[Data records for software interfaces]
○ ○ ○ ○ ○

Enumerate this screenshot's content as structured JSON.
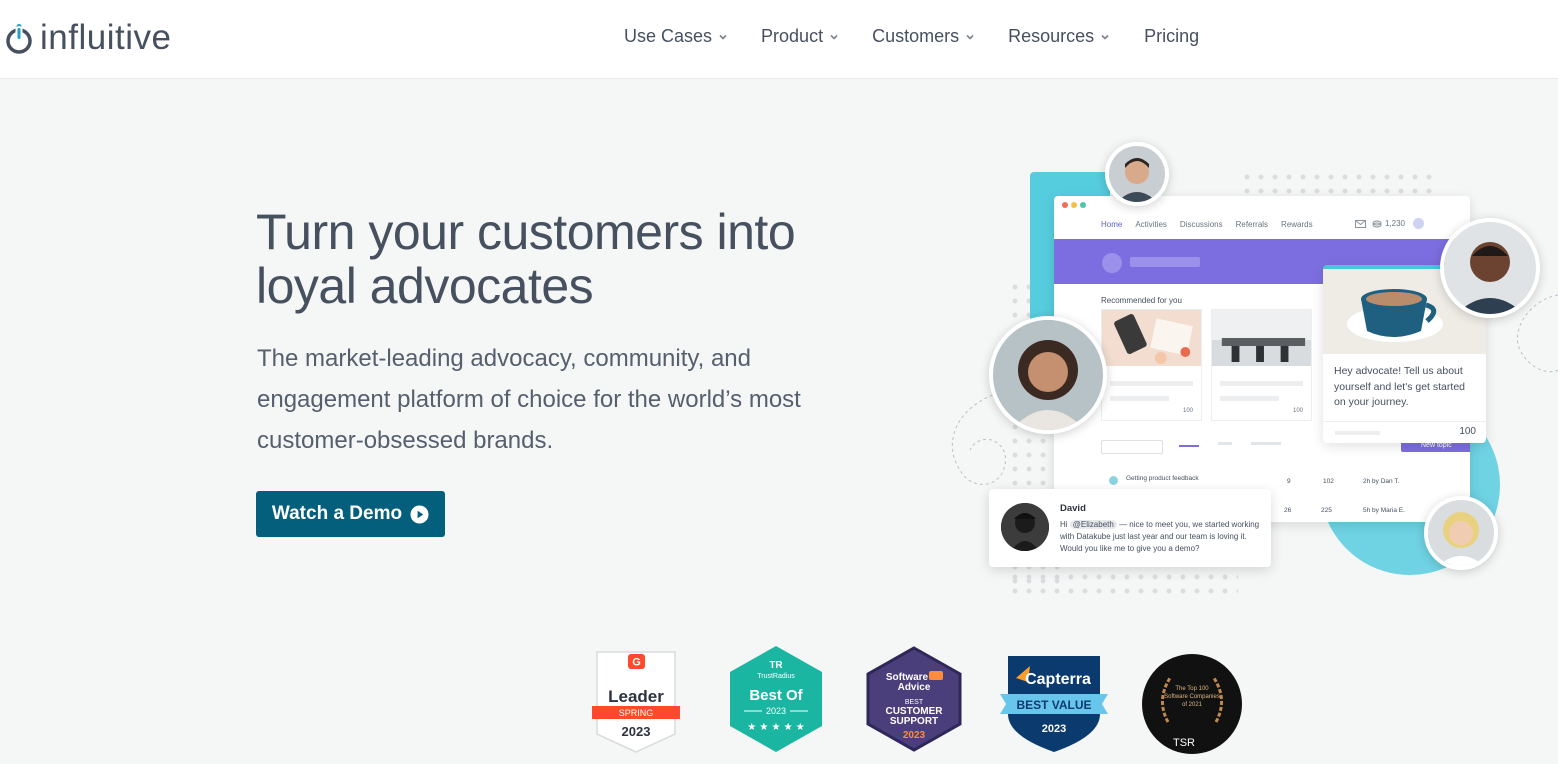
{
  "brand": {
    "name": "influitive",
    "primary_color": "#045f7c",
    "logo_accent": "#1ea0c3"
  },
  "nav": {
    "items": [
      {
        "label": "Use Cases",
        "has_dropdown": true
      },
      {
        "label": "Product",
        "has_dropdown": true
      },
      {
        "label": "Customers",
        "has_dropdown": true
      },
      {
        "label": "Resources",
        "has_dropdown": true
      }
    ],
    "pricing": "Pricing"
  },
  "hero": {
    "title": "Turn your customers into loyal advocates",
    "subtitle": "The market-leading advocacy, community, and engagement platform of choice for the world’s most customer-obsessed brands.",
    "cta_label": "Watch a Demo"
  },
  "mockup": {
    "tabs": [
      "Home",
      "Activities",
      "Discussions",
      "Referrals",
      "Rewards"
    ],
    "points_total": "1,230",
    "recommended_label": "Recommended for you",
    "card_points": "100",
    "new_topic_label": "New topic",
    "row1_title": "Getting product feedback",
    "row1_stats": [
      "9",
      "102"
    ],
    "row1_by": "2h by Dan T.",
    "row2_stats": [
      "26",
      "225"
    ],
    "row2_by": "5h by Maria E.",
    "bubble_message": "Hey advocate! Tell us about yourself and let's get started on your journey.",
    "bubble_points": "100",
    "chat_name": "David",
    "chat_greeting": "Hi",
    "chat_mention": "@Elizabeth",
    "chat_message": "— nice to meet you, we started working with Datakube just last year and our team is loving it. Would you like me to give you a demo?"
  },
  "badges": {
    "g2": {
      "title": "Leader",
      "season": "SPRING",
      "year": "2023"
    },
    "trustradius": {
      "brand": "TrustRadius",
      "title": "Best Of",
      "year": "2023"
    },
    "software_advice": {
      "brand1": "Software",
      "brand2": "Advice",
      "line1": "BEST",
      "line2": "CUSTOMER",
      "line3": "SUPPORT",
      "year": "2023"
    },
    "capterra": {
      "brand": "Capterra",
      "title": "BEST VALUE",
      "year": "2023"
    },
    "tsr": {
      "line1": "The Top 100",
      "line2": "Software Companies",
      "line3": "of 2021",
      "mark": "TSR"
    }
  }
}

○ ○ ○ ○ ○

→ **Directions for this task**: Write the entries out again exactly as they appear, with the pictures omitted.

→ **Solved problem**:
Enumerate this screenshot's content as structured JSON.
{
  "brand": {
    "name": "influitive",
    "primary_color": "#045f7c",
    "logo_accent": "#1ea0c3"
  },
  "nav": {
    "items": [
      {
        "label": "Use Cases",
        "has_dropdown": true
      },
      {
        "label": "Product",
        "has_dropdown": true
      },
      {
        "label": "Customers",
        "has_dropdown": true
      },
      {
        "label": "Resources",
        "has_dropdown": true
      }
    ],
    "pricing": "Pricing"
  },
  "hero": {
    "title": "Turn your customers into loyal advocates",
    "subtitle": "The market-leading advocacy, community, and engagement platform of choice for the world’s most customer-obsessed brands.",
    "cta_label": "Watch a Demo"
  },
  "mockup": {
    "tabs": [
      "Home",
      "Activities",
      "Discussions",
      "Referrals",
      "Rewards"
    ],
    "points_total": "1,230",
    "recommended_label": "Recommended for you",
    "card_points": "100",
    "new_topic_label": "New topic",
    "row1_title": "Getting product feedback",
    "row1_stats": [
      "9",
      "102"
    ],
    "row1_by": "2h by Dan T.",
    "row2_stats": [
      "26",
      "225"
    ],
    "row2_by": "5h by Maria E.",
    "bubble_message": "Hey advocate! Tell us about yourself and let's get started on your journey.",
    "bubble_points": "100",
    "chat_name": "David",
    "chat_greeting": "Hi",
    "chat_mention": "@Elizabeth",
    "chat_message": "— nice to meet you, we started working with Datakube just last year and our team is loving it. Would you like me to give you a demo?"
  },
  "badges": {
    "g2": {
      "title": "Leader",
      "season": "SPRING",
      "year": "2023"
    },
    "trustradius": {
      "brand": "TrustRadius",
      "title": "Best Of",
      "year": "2023"
    },
    "software_advice": {
      "brand1": "Software",
      "brand2": "Advice",
      "line1": "BEST",
      "line2": "CUSTOMER",
      "line3": "SUPPORT",
      "year": "2023"
    },
    "capterra": {
      "brand": "Capterra",
      "title": "BEST VALUE",
      "year": "2023"
    },
    "tsr": {
      "line1": "The Top 100",
      "line2": "Software Companies",
      "line3": "of 2021",
      "mark": "TSR"
    }
  }
}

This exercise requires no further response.